October 6, 2017
A U.S. Senate panel on Oct. 4 unanimously gave the green light to a bill aimed at speeding the use of self-driving cars without human controls, a measure that also bars states from imposing regulatory road blocks. 
The Senate Commerce, Science and Transportation Committee approved the bill, and the U.S. House of Representatives unanimously passed a similar measure last month. 
An amendment to the bill, to prohibit auto dealers from selling, leasing or wholesaling any used vehicles under open recall, failed to receive a vote in committee. A coalition of auto industry trade associations argued that such a move would raise used-car prices.
The coalition also noted that because of the shortage of auto parts, it can take months for recalled vehicles to be repaired. As a used vehicle depreciates on average 2 percent a month sitting idle on a dealer’s lot, the action would force a dealership to pay consumers significantly less for trade-ins with open recalls, or to not accept them at all.

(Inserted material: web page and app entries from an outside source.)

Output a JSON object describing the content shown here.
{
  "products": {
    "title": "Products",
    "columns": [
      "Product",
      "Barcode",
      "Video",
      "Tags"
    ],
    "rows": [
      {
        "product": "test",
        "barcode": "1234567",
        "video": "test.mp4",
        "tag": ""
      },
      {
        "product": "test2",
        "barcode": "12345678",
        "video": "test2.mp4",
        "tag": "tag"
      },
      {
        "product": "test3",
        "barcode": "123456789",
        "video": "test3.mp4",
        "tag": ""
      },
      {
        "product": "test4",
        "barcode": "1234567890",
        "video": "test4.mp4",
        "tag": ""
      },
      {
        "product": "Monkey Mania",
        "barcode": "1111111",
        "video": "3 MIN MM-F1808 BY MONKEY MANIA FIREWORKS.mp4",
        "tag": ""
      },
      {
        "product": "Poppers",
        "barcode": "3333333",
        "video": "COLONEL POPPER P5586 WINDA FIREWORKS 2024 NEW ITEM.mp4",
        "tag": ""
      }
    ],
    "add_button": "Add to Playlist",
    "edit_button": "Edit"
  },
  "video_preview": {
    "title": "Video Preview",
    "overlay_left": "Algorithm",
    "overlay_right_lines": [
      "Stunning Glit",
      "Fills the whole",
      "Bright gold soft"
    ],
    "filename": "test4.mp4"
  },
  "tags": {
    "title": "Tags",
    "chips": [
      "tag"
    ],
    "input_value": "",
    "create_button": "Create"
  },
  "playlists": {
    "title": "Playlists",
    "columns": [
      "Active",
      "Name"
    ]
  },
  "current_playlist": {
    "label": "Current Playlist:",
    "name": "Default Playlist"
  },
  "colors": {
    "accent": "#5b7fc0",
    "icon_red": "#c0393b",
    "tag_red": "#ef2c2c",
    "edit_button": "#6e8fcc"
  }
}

And faced with devalued trade-ins, vehicle owners would have an incentive to sell their vehicles in the private market, making it even less likely that recall work would be done in a timely manner, if at all.